__DATA TO USE__.
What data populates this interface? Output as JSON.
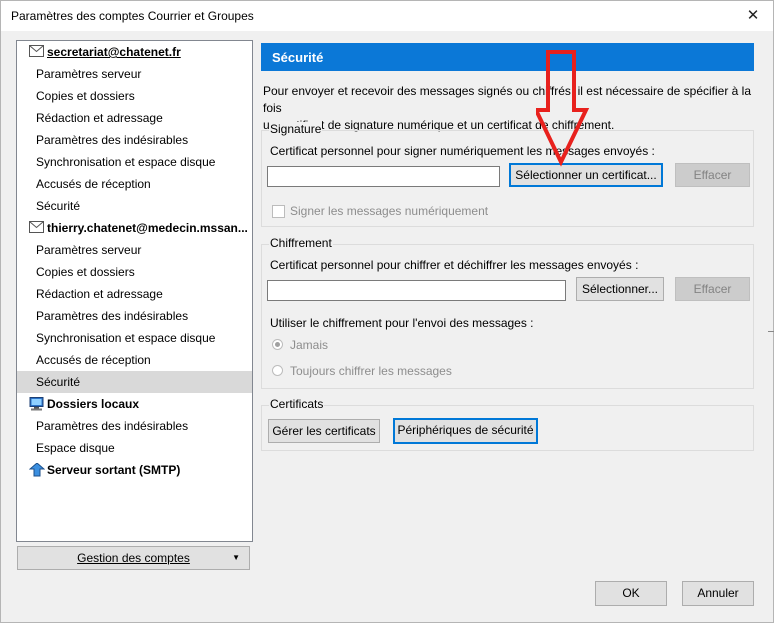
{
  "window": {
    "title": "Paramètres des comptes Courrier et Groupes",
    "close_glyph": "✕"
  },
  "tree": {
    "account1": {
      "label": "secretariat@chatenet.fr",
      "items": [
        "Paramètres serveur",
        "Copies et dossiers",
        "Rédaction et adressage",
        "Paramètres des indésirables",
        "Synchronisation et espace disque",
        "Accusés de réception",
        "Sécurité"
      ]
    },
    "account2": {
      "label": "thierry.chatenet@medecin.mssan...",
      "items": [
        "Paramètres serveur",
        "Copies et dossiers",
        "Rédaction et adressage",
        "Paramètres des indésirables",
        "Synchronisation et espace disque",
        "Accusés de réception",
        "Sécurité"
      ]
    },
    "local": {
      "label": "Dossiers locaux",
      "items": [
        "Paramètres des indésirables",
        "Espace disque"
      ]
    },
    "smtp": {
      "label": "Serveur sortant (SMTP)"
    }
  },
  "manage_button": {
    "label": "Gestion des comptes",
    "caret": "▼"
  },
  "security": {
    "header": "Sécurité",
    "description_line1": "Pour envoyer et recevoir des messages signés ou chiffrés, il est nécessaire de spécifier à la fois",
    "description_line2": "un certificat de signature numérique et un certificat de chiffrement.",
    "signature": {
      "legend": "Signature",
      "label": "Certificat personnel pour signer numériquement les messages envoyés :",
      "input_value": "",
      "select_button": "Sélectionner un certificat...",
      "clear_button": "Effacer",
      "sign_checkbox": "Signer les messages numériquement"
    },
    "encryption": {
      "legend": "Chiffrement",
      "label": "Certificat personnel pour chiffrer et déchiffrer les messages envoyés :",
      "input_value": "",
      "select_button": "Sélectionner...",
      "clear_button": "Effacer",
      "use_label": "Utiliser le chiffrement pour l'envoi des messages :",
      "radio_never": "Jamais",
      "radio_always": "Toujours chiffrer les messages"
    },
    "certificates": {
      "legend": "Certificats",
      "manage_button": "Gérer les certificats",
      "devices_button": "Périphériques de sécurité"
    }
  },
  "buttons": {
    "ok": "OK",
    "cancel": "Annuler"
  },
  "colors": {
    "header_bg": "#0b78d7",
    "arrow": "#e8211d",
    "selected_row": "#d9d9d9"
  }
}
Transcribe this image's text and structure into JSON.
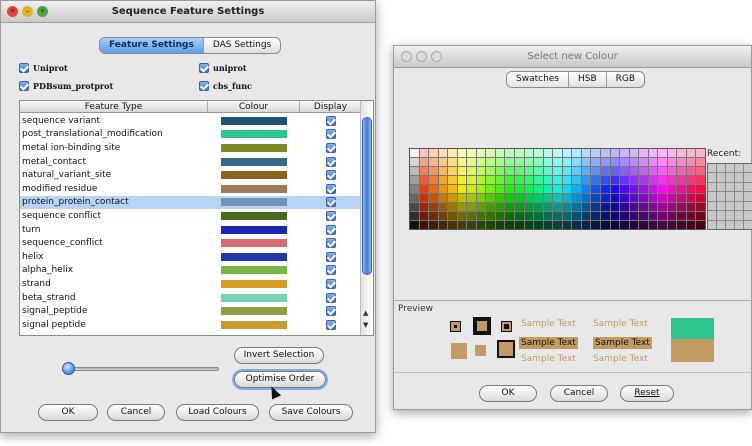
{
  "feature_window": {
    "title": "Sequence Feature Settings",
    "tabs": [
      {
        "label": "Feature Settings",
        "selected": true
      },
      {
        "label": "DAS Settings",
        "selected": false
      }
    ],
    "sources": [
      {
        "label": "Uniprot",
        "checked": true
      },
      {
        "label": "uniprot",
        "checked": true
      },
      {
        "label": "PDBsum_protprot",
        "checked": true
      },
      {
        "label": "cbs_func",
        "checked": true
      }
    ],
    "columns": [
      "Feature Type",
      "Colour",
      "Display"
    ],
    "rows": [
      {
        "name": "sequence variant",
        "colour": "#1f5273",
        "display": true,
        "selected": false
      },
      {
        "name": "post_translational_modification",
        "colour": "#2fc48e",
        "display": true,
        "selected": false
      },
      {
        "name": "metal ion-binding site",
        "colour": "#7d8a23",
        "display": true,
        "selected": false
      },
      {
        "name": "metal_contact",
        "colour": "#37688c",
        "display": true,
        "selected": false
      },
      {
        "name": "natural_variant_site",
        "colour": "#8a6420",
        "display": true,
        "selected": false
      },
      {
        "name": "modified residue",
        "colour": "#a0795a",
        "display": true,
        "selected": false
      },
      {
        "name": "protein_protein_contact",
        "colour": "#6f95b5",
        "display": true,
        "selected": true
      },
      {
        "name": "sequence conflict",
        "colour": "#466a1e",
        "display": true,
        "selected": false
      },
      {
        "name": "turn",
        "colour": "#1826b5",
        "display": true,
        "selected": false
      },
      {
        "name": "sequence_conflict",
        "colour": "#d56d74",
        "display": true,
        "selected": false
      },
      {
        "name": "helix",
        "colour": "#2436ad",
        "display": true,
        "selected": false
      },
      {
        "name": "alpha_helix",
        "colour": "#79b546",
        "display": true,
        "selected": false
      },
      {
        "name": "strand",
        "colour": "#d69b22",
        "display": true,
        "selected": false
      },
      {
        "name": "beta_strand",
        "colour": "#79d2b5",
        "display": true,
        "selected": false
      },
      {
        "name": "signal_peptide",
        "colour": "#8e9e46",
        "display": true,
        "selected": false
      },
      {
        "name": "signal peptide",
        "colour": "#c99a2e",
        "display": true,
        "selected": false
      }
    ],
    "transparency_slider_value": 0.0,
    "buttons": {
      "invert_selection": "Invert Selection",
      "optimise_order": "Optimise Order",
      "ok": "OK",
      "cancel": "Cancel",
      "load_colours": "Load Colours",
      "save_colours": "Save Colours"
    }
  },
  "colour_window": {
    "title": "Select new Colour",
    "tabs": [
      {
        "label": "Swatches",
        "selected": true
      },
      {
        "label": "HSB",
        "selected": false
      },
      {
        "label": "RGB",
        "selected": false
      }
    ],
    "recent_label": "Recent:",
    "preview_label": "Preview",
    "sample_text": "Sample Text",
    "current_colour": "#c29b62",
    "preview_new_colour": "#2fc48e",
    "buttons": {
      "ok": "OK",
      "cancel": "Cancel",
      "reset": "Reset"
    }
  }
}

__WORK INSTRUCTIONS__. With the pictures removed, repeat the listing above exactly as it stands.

__RESULT OF THE TASK__.
What data populates this interface? Output as JSON.
{
  "window": {
    "title": "Paramètres des comptes Courrier et Groupes",
    "close_glyph": "✕"
  },
  "tree": {
    "account1": {
      "label": "secretariat@chatenet.fr",
      "items": [
        "Paramètres serveur",
        "Copies et dossiers",
        "Rédaction et adressage",
        "Paramètres des indésirables",
        "Synchronisation et espace disque",
        "Accusés de réception",
        "Sécurité"
      ]
    },
    "account2": {
      "label": "thierry.chatenet@medecin.mssan...",
      "items": [
        "Paramètres serveur",
        "Copies et dossiers",
        "Rédaction et adressage",
        "Paramètres des indésirables",
        "Synchronisation et espace disque",
        "Accusés de réception",
        "Sécurité"
      ]
    },
    "local": {
      "label": "Dossiers locaux",
      "items": [
        "Paramètres des indésirables",
        "Espace disque"
      ]
    },
    "smtp": {
      "label": "Serveur sortant (SMTP)"
    }
  },
  "manage_button": {
    "label": "Gestion des comptes",
    "caret": "▼"
  },
  "security": {
    "header": "Sécurité",
    "description_line1": "Pour envoyer et recevoir des messages signés ou chiffrés, il est nécessaire de spécifier à la fois",
    "description_line2": "un certificat de signature numérique et un certificat de chiffrement.",
    "signature": {
      "legend": "Signature",
      "label": "Certificat personnel pour signer numériquement les messages envoyés :",
      "input_value": "",
      "select_button": "Sélectionner un certificat...",
      "clear_button": "Effacer",
      "sign_checkbox": "Signer les messages numériquement"
    },
    "encryption": {
      "legend": "Chiffrement",
      "label": "Certificat personnel pour chiffrer et déchiffrer les messages envoyés :",
      "input_value": "",
      "select_button": "Sélectionner...",
      "clear_button": "Effacer",
      "use_label": "Utiliser le chiffrement pour l'envoi des messages :",
      "radio_never": "Jamais",
      "radio_always": "Toujours chiffrer les messages"
    },
    "certificates": {
      "legend": "Certificats",
      "manage_button": "Gérer les certificats",
      "devices_button": "Périphériques de sécurité"
    }
  },
  "buttons": {
    "ok": "OK",
    "cancel": "Annuler"
  },
  "colors": {
    "header_bg": "#0b78d7",
    "arrow": "#e8211d",
    "selected_row": "#d9d9d9"
  }
}
Transcribe this image's text and structure into JSON.
{
  "feature_window": {
    "title": "Sequence Feature Settings",
    "tabs": [
      {
        "label": "Feature Settings",
        "selected": true
      },
      {
        "label": "DAS Settings",
        "selected": false
      }
    ],
    "sources": [
      {
        "label": "Uniprot",
        "checked": true
      },
      {
        "label": "uniprot",
        "checked": true
      },
      {
        "label": "PDBsum_protprot",
        "checked": true
      },
      {
        "label": "cbs_func",
        "checked": true
      }
    ],
    "columns": [
      "Feature Type",
      "Colour",
      "Display"
    ],
    "rows": [
      {
        "name": "sequence variant",
        "colour": "#1f5273",
        "display": true,
        "selected": false
      },
      {
        "name": "post_translational_modification",
        "colour": "#2fc48e",
        "display": true,
        "selected": false
      },
      {
        "name": "metal ion-binding site",
        "colour": "#7d8a23",
        "display": true,
        "selected": false
      },
      {
        "name": "metal_contact",
        "colour": "#37688c",
        "display": true,
        "selected": false
      },
      {
        "name": "natural_variant_site",
        "colour": "#8a6420",
        "display": true,
        "selected": false
      },
      {
        "name": "modified residue",
        "colour": "#a0795a",
        "display": true,
        "selected": false
      },
      {
        "name": "protein_protein_contact",
        "colour": "#6f95b5",
        "display": true,
        "selected": true
      },
      {
        "name": "sequence conflict",
        "colour": "#466a1e",
        "display": true,
        "selected": false
      },
      {
        "name": "turn",
        "colour": "#1826b5",
        "display": true,
        "selected": false
      },
      {
        "name": "sequence_conflict",
        "colour": "#d56d74",
        "display": true,
        "selected": false
      },
      {
        "name": "helix",
        "colour": "#2436ad",
        "display": true,
        "selected": false
      },
      {
        "name": "alpha_helix",
        "colour": "#79b546",
        "display": true,
        "selected": false
      },
      {
        "name": "strand",
        "colour": "#d69b22",
        "display": true,
        "selected": false
      },
      {
        "name": "beta_strand",
        "colour": "#79d2b5",
        "display": true,
        "selected": false
      },
      {
        "name": "signal_peptide",
        "colour": "#8e9e46",
        "display": true,
        "selected": false
      },
      {
        "name": "signal peptide",
        "colour": "#c99a2e",
        "display": true,
        "selected": false
      }
    ],
    "transparency_slider_value": 0.0,
    "buttons": {
      "invert_selection": "Invert Selection",
      "optimise_order": "Optimise Order",
      "ok": "OK",
      "cancel": "Cancel",
      "load_colours": "Load Colours",
      "save_colours": "Save Colours"
    }
  },
  "colour_window": {
    "title": "Select new Colour",
    "tabs": [
      {
        "label": "Swatches",
        "selected": true
      },
      {
        "label": "HSB",
        "selected": false
      },
      {
        "label": "RGB",
        "selected": false
      }
    ],
    "recent_label": "Recent:",
    "preview_label": "Preview",
    "sample_text": "Sample Text",
    "current_colour": "#c29b62",
    "preview_new_colour": "#2fc48e",
    "buttons": {
      "ok": "OK",
      "cancel": "Cancel",
      "reset": "Reset"
    }
  }
}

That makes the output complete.